(Data records)
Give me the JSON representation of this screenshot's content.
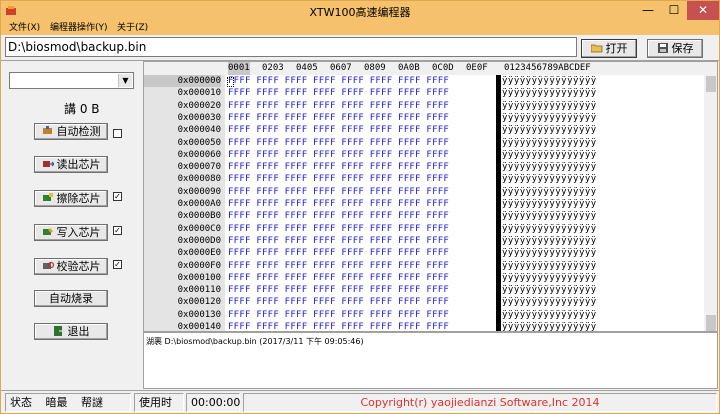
{
  "window": {
    "title": "XTW100高速编程器",
    "controls": {
      "minimize": "—",
      "maximize": "☐",
      "close": "✕"
    }
  },
  "menu": [
    {
      "label": "文件(X)"
    },
    {
      "label": "编程器操作(Y)"
    },
    {
      "label": "关于(Z)"
    }
  ],
  "file_path": "D:\\biosmod\\backup.bin",
  "toolbar": {
    "open_label": "打开",
    "save_label": "保存"
  },
  "left_panel": {
    "chip_select_value": "",
    "size_label": "講 0 B",
    "buttons": {
      "autodetect": "自动检测",
      "read": "读出芯片",
      "erase": "擦除芯片",
      "write": "写入芯片",
      "verify": "校验芯片",
      "autoburn": "自动烧录",
      "exit": "退出"
    },
    "checks": {
      "autodetect": "",
      "erase": "✓",
      "write": "✓",
      "verify": "✓"
    }
  },
  "hex_view": {
    "header_cells": [
      "0001",
      "0203",
      "0405",
      "0607",
      "0809",
      "0A0B",
      "0C0D",
      "0E0F",
      "0123456789ABCDEF"
    ],
    "rows": [
      {
        "address": "0x000000",
        "hex": "FFFF FFFF FFFF FFFF FFFF FFFF FFFF FFFF",
        "ascii": "ÿÿÿÿÿÿÿÿÿÿÿÿÿÿÿÿ"
      },
      {
        "address": "0x000010",
        "hex": "FFFF FFFF FFFF FFFF FFFF FFFF FFFF FFFF",
        "ascii": "ÿÿÿÿÿÿÿÿÿÿÿÿÿÿÿÿ"
      },
      {
        "address": "0x000020",
        "hex": "FFFF FFFF FFFF FFFF FFFF FFFF FFFF FFFF",
        "ascii": "ÿÿÿÿÿÿÿÿÿÿÿÿÿÿÿÿ"
      },
      {
        "address": "0x000030",
        "hex": "FFFF FFFF FFFF FFFF FFFF FFFF FFFF FFFF",
        "ascii": "ÿÿÿÿÿÿÿÿÿÿÿÿÿÿÿÿ"
      },
      {
        "address": "0x000040",
        "hex": "FFFF FFFF FFFF FFFF FFFF FFFF FFFF FFFF",
        "ascii": "ÿÿÿÿÿÿÿÿÿÿÿÿÿÿÿÿ"
      },
      {
        "address": "0x000050",
        "hex": "FFFF FFFF FFFF FFFF FFFF FFFF FFFF FFFF",
        "ascii": "ÿÿÿÿÿÿÿÿÿÿÿÿÿÿÿÿ"
      },
      {
        "address": "0x000060",
        "hex": "FFFF FFFF FFFF FFFF FFFF FFFF FFFF FFFF",
        "ascii": "ÿÿÿÿÿÿÿÿÿÿÿÿÿÿÿÿ"
      },
      {
        "address": "0x000070",
        "hex": "FFFF FFFF FFFF FFFF FFFF FFFF FFFF FFFF",
        "ascii": "ÿÿÿÿÿÿÿÿÿÿÿÿÿÿÿÿ"
      },
      {
        "address": "0x000080",
        "hex": "FFFF FFFF FFFF FFFF FFFF FFFF FFFF FFFF",
        "ascii": "ÿÿÿÿÿÿÿÿÿÿÿÿÿÿÿÿ"
      },
      {
        "address": "0x000090",
        "hex": "FFFF FFFF FFFF FFFF FFFF FFFF FFFF FFFF",
        "ascii": "ÿÿÿÿÿÿÿÿÿÿÿÿÿÿÿÿ"
      },
      {
        "address": "0x0000A0",
        "hex": "FFFF FFFF FFFF FFFF FFFF FFFF FFFF FFFF",
        "ascii": "ÿÿÿÿÿÿÿÿÿÿÿÿÿÿÿÿ"
      },
      {
        "address": "0x0000B0",
        "hex": "FFFF FFFF FFFF FFFF FFFF FFFF FFFF FFFF",
        "ascii": "ÿÿÿÿÿÿÿÿÿÿÿÿÿÿÿÿ"
      },
      {
        "address": "0x0000C0",
        "hex": "FFFF FFFF FFFF FFFF FFFF FFFF FFFF FFFF",
        "ascii": "ÿÿÿÿÿÿÿÿÿÿÿÿÿÿÿÿ"
      },
      {
        "address": "0x0000D0",
        "hex": "FFFF FFFF FFFF FFFF FFFF FFFF FFFF FFFF",
        "ascii": "ÿÿÿÿÿÿÿÿÿÿÿÿÿÿÿÿ"
      },
      {
        "address": "0x0000E0",
        "hex": "FFFF FFFF FFFF FFFF FFFF FFFF FFFF FFFF",
        "ascii": "ÿÿÿÿÿÿÿÿÿÿÿÿÿÿÿÿ"
      },
      {
        "address": "0x0000F0",
        "hex": "FFFF FFFF FFFF FFFF FFFF FFFF FFFF FFFF",
        "ascii": "ÿÿÿÿÿÿÿÿÿÿÿÿÿÿÿÿ"
      },
      {
        "address": "0x000100",
        "hex": "FFFF FFFF FFFF FFFF FFFF FFFF FFFF FFFF",
        "ascii": "ÿÿÿÿÿÿÿÿÿÿÿÿÿÿÿÿ"
      },
      {
        "address": "0x000110",
        "hex": "FFFF FFFF FFFF FFFF FFFF FFFF FFFF FFFF",
        "ascii": "ÿÿÿÿÿÿÿÿÿÿÿÿÿÿÿÿ"
      },
      {
        "address": "0x000120",
        "hex": "FFFF FFFF FFFF FFFF FFFF FFFF FFFF FFFF",
        "ascii": "ÿÿÿÿÿÿÿÿÿÿÿÿÿÿÿÿ"
      },
      {
        "address": "0x000130",
        "hex": "FFFF FFFF FFFF FFFF FFFF FFFF FFFF FFFF",
        "ascii": "ÿÿÿÿÿÿÿÿÿÿÿÿÿÿÿÿ"
      },
      {
        "address": "0x000140",
        "hex": "FFFF FFFF FFFF FFFF FFFF FFFF FFFF FFFF",
        "ascii": "ÿÿÿÿÿÿÿÿÿÿÿÿÿÿÿÿ"
      }
    ]
  },
  "log": {
    "text": "湖裹 D:\\biosmod\\backup.bin (2017/3/11 下午 09:05:46)"
  },
  "status_bar": {
    "status_items": [
      "状态",
      "暗最",
      "帮謎"
    ],
    "time_label": "使用时间",
    "time_value": "00:00:00",
    "copyright": "Copyright(r) yaojiedianzi Software,Inc 2014"
  },
  "colors": {
    "title_bar": "#f5c16c",
    "hex_text": "#2020d0",
    "copyright": "#e03030",
    "close_button": "#c75050"
  }
}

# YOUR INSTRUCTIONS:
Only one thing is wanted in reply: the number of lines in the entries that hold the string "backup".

# OUTPUT OF THE TASK:
2